In the entries that follow, count each line containing "auto" and state the total, nothing more.
START Material to process
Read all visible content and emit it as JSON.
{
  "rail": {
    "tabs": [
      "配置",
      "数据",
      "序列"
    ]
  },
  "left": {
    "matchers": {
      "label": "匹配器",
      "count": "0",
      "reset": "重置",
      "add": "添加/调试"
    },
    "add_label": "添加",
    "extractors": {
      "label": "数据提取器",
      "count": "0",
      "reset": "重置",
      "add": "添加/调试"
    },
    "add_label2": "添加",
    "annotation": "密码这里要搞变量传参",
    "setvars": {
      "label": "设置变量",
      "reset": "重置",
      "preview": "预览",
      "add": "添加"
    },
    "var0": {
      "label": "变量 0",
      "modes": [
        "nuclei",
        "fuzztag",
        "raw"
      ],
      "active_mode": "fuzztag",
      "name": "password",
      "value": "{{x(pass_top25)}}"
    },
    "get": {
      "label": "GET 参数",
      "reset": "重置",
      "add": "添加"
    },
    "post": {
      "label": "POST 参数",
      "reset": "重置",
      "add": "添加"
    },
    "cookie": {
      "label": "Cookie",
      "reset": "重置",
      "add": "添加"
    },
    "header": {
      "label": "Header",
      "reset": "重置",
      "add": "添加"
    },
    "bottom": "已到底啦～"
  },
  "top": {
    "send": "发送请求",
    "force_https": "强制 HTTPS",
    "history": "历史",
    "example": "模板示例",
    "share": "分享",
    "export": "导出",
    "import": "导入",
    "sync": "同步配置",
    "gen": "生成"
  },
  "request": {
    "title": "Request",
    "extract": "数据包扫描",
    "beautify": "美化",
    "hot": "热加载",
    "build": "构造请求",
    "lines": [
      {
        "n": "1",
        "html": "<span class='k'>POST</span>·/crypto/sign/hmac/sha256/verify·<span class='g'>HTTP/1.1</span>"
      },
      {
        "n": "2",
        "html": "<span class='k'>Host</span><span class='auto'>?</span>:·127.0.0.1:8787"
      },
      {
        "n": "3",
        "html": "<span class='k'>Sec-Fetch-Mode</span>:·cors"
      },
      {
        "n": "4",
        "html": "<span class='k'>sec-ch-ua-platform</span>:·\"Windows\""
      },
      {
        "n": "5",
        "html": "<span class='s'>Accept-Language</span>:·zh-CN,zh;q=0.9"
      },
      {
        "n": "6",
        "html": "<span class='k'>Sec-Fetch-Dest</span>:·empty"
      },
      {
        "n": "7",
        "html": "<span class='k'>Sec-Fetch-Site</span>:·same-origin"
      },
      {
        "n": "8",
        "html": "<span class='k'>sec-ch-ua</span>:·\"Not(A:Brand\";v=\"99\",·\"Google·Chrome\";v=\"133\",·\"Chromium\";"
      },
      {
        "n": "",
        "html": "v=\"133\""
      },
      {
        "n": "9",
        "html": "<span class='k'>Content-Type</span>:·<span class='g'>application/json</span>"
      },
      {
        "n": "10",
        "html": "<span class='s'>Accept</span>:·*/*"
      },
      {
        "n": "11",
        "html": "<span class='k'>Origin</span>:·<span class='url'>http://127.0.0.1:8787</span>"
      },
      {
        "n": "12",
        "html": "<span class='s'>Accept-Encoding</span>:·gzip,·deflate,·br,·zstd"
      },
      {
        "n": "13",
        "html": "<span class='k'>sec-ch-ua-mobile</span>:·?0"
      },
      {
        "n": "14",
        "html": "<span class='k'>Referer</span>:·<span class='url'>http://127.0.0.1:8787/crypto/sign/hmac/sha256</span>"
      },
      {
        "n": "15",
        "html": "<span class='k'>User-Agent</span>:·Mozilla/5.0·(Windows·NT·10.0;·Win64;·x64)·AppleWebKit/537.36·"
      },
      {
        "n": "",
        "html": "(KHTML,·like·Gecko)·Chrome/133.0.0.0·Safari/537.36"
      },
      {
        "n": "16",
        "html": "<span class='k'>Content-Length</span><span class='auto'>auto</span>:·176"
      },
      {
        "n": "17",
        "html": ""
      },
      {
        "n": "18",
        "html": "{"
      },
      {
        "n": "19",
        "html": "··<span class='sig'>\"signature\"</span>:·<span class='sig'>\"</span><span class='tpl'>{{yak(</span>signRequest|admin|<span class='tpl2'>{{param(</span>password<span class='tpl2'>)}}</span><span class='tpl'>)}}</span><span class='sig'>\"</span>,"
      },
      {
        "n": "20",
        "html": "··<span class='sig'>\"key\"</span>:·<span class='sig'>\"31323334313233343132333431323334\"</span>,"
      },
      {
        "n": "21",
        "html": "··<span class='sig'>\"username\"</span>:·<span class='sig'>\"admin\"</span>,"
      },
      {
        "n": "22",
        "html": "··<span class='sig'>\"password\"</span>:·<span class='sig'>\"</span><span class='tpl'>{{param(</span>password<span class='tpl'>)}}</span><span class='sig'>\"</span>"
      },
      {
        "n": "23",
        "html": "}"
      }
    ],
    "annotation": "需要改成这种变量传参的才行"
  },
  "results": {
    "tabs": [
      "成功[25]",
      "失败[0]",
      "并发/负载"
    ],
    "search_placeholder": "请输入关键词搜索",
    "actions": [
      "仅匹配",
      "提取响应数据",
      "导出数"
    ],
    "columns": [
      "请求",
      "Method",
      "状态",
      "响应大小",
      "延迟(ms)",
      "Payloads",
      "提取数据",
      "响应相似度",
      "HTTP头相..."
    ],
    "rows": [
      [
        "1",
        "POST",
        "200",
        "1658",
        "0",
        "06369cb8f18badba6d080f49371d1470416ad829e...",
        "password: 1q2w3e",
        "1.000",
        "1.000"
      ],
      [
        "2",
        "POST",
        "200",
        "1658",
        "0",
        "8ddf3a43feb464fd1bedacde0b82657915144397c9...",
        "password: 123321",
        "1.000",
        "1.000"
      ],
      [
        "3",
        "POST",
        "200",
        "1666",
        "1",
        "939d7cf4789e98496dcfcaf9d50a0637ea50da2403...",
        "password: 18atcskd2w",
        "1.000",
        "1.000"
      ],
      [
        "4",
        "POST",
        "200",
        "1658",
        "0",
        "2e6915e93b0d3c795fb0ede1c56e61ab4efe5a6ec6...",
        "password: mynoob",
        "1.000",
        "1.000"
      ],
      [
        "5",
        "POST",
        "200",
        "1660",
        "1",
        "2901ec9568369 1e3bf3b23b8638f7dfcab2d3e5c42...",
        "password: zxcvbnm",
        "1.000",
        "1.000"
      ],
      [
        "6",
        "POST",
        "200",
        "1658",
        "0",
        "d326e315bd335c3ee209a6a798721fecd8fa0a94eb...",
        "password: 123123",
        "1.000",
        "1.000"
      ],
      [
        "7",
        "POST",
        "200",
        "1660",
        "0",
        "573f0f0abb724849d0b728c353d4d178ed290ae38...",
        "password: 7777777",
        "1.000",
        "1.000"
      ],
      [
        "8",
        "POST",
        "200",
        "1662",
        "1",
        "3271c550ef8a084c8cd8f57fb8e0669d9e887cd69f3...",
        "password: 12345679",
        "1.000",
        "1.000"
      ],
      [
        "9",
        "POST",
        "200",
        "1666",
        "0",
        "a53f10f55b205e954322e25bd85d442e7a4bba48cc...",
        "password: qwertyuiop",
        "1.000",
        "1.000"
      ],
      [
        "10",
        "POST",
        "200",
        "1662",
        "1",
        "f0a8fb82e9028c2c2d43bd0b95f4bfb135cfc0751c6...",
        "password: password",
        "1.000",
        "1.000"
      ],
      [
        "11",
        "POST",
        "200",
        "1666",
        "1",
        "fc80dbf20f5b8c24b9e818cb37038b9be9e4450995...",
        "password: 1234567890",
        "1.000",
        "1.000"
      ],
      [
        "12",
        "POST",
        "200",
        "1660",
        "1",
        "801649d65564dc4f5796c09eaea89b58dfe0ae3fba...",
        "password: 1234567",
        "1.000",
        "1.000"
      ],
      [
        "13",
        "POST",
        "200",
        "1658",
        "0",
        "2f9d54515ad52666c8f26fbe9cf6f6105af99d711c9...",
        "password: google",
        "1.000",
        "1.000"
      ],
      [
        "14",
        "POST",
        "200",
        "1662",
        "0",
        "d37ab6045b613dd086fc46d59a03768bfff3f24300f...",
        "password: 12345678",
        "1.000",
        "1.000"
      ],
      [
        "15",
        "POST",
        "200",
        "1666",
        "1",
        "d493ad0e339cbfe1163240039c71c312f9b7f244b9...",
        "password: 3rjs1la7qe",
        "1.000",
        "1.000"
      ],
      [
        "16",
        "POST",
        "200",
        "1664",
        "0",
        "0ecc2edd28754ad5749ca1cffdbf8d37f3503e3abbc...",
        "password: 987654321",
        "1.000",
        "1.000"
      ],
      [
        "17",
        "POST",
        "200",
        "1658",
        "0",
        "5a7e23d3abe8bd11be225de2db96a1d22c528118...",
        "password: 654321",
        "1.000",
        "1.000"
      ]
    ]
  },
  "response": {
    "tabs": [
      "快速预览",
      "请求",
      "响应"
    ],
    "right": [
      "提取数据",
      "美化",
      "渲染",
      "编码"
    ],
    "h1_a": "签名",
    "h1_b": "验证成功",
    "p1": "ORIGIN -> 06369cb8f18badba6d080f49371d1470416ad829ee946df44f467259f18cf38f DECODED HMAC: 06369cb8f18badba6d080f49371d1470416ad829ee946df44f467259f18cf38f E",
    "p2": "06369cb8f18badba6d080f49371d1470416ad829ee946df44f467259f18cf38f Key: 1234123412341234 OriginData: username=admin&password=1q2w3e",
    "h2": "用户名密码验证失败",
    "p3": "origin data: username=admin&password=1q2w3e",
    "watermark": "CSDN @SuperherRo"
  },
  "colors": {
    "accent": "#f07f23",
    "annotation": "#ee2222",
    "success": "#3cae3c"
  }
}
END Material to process
• Solution: 2